Assignment: For the word "label", give the number of lines in these entries that contain it, with nothing else.

Stored data entries:
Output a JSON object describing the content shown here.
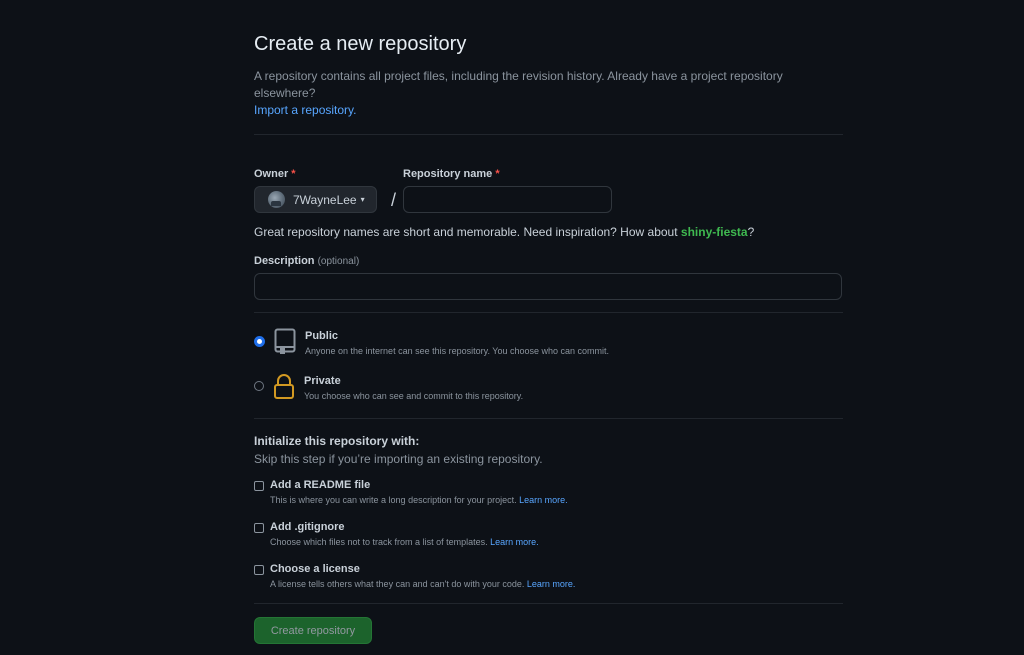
{
  "header": {
    "title": "Create a new repository",
    "subtitle": "A repository contains all project files, including the revision history. Already have a project repository elsewhere?",
    "import_link": "Import a repository."
  },
  "owner": {
    "label": "Owner",
    "required_mark": "*",
    "value": "7WayneLee",
    "caret": "▾"
  },
  "repo_name": {
    "label": "Repository name",
    "required_mark": "*",
    "value": ""
  },
  "separator": "/",
  "name_hint": {
    "text": "Great repository names are short and memorable. Need inspiration? How about",
    "suggestion": "shiny-fiesta",
    "end": "?"
  },
  "description": {
    "label": "Description",
    "optional": "(optional)",
    "value": ""
  },
  "visibility": {
    "selected": "public",
    "options": [
      {
        "id": "public",
        "title": "Public",
        "desc": "Anyone on the internet can see this repository. You choose who can commit.",
        "icon": "repo-icon"
      },
      {
        "id": "private",
        "title": "Private",
        "desc": "You choose who can see and commit to this repository.",
        "icon": "lock-icon"
      }
    ]
  },
  "init": {
    "title": "Initialize this repository with:",
    "subtitle": "Skip this step if you’re importing an existing repository.",
    "options": [
      {
        "title": "Add a README file",
        "desc": "This is where you can write a long description for your project.",
        "link": "Learn more.",
        "checked": false
      },
      {
        "title": "Add .gitignore",
        "desc": "Choose which files not to track from a list of templates.",
        "link": "Learn more.",
        "checked": false
      },
      {
        "title": "Choose a license",
        "desc": "A license tells others what they can and can't do with your code.",
        "link": "Learn more.",
        "checked": false
      }
    ]
  },
  "submit": {
    "label": "Create repository"
  },
  "colors": {
    "background": "#0d1117",
    "accent": "#238636",
    "link": "#58a6ff",
    "suggestion": "#3fb950",
    "lock": "#d29922"
  }
}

Result for this task: 4